I’m not a big fantasy reader, and this trilogy reminded me why. I requested a review copy of Unbreakable, the final book in the trilogy, on the strength of the fabulous cover and the intriguing book description. The publisher sent me all three books, because this is one series you definitely need to read in order.
Unblemished was definitely my favourite book of the series. It had issues: too much interior monologue, some weird writing (more than compensated for by some brilliant writing), an annoying habit of having three consecutive one-word sentences. So. Very. Annoying.
Again. Again. Again.
But I liked the main character.
I liked her voice—I knew I was reading YA and I haven’t been YA for many years, so I was able to move past some of her annoying teenager-isms. I liked the concept of the orphan who discovers everything she knew about life was wrong, that people weren’t who they seemed, and even the world she lived in (modern New York) was one of seven dimensions.
Yes, the world building was a little confusing at times. Yes, the writing was occasionally annoying. Yes, the author has skewered in every possible YA fantasy trope, every possible pop culture reference.
But underneath, it was the age-old battle between good and evil (accompanied by the age-old love triangle), and it worked.
Enough that I read the next book …
I’ve read reviews of Unblemished where the reader loved loved loved it. I’ve no doubt those readers will also love Unraveling. Unfortunately, I thought Unraveling unraveled what had been a solid premise.
While Unblemished was clearly El’s story (or Em’s story, depending on whether you’re #TeamJoshua or #TeamKy), Unraveling has three point of view characters: El, Joshua, and Ky. I found this confusing, as all three stories were told in the first person, and their voices weren’t sufficiently different. I continually had to backtrack to the beginning of the chapter to work out which character’s head I was in. And that disrupts the flow of the story.
Don’t get me wrong: I love stories told in first person (it was one of the strengths of Unblemished). And I love stories told from multiple points of view (although I’m less keen on love triangles). But the three first person points of view in Unraveling weren’t sufficiently different for it to work for me.
Unraveling also had all the same issues as Unblemished: endless cliches, endless plot tropes and endless pop culture references. They started feeling tired, as though more effort was being put into being Hip and Relevant than delivering a great story.

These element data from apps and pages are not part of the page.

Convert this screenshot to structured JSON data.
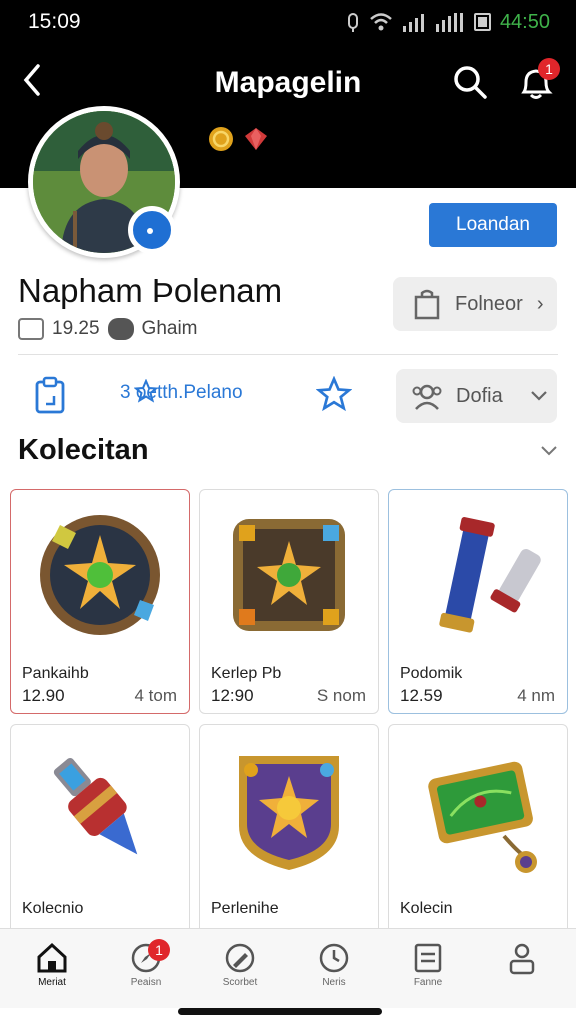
{
  "status": {
    "time": "15:09",
    "battery": "44:50"
  },
  "header": {
    "title": "Mapagelin",
    "glyph": " ",
    "notif_count": "1"
  },
  "profile": {
    "name": "Napham Þolenam",
    "stat_value": "19.25",
    "stat_label": "Ghaim",
    "primary_button": "Loandan",
    "follow_button": "Folneor"
  },
  "actions": {
    "middle_label": "3 oetth.Pelano",
    "dropdown_label": "Dofia"
  },
  "collection": {
    "title": "Kolecitan"
  },
  "cards": [
    {
      "name": "Pankaihb",
      "price": "12.90",
      "qty": "4 tom"
    },
    {
      "name": "Kerlep Pb",
      "price": "12:90",
      "qty": "S nom"
    },
    {
      "name": "Podomik",
      "price": "12.59",
      "qty": "4 nm"
    },
    {
      "name": "Kolecnio",
      "price": "",
      "qty": ""
    },
    {
      "name": "Perlenihe",
      "price": "",
      "qty": ""
    },
    {
      "name": "Kolecin",
      "price": "",
      "qty": ""
    }
  ],
  "nav": [
    {
      "label": "Meriat",
      "icon": "home-icon"
    },
    {
      "label": "Peaisn",
      "icon": "explore-icon"
    },
    {
      "label": "Scorbet",
      "icon": "edit-icon"
    },
    {
      "label": "Neris",
      "icon": "refresh-icon"
    },
    {
      "label": "Fanne",
      "icon": "list-icon"
    },
    {
      "label": "",
      "icon": "profile-icon"
    }
  ],
  "nav_badge": "1",
  "colors": {
    "accent": "#2a78d6",
    "badge": "#e0262b",
    "battery": "#3fb24a"
  }
}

Overall, Unraveling wasn’t awful, but it wasn’t my idea of a good read. But it’s the second book in a trilogy, and my experience is the second book is often the weakest. By the end I was still interested in reading the final book, if only to discover whether#TeamJoshua or #TeamKy prevails.
So I thought Unblemished was solid and Unraveling was average. But I often find the second book in a trilogy is the weakest, so I wasn’t going to not read Unbreakable, the final book in the series, simply because I didn’t enjoy Unraveling.
My mistake. This is the series that proves the rule: the one where I thought the final book was the weakest.
There were two reasons for this.
First, where Unblemished had one point of view character and Unraveling had three, Unbreakable had five. Five. Unblemished engaged me with a single story, and every additional viewpoint diluted that main story. It didn’t help that I couldn’t tell most of the viewpoint characters apart. They all sounded too much the same to me.
My other issue with Unbreakable was the plot. It was too convoluted. Not complex: I can deal with a complex plot. But convoluted, in that the plot seemed to go in circles rather than moving forward. The result was I lost interest. The romance thread had been present since Unblemished, so it was pretty obvious this wasn’t going to have a Divergent-type ending, and it didn’t.
I thought the ending was a let-down, and that’s even with El/Em ending up with the “right guy” (there is always the 50:50 chance in a love triangle that the heroine will pick the “wrong” guy, like in Twilight or the Bailey Flannigan series).
I saw weaknesses in Unblemished, but the unique plot and voice kept me engaged, and had me keen to read the sequels. Unbreakable was the opposite. The weaknesses from Unblemished were still there, but I found it impossible to stay engaged. I finished the book, but I think I skimmed most of the second half as I’d simply lost the plot, and lost the desire to care about what happened to any of the characters.
Overall, this series reminded me why I rarely read fantasy. Now, please excuse me while I head back to my genre comfort zones of romance, romantic suspense, and women’s fiction.
Thanks to Thomas Nelson and NetGalley for providing the full series of ebooks for review.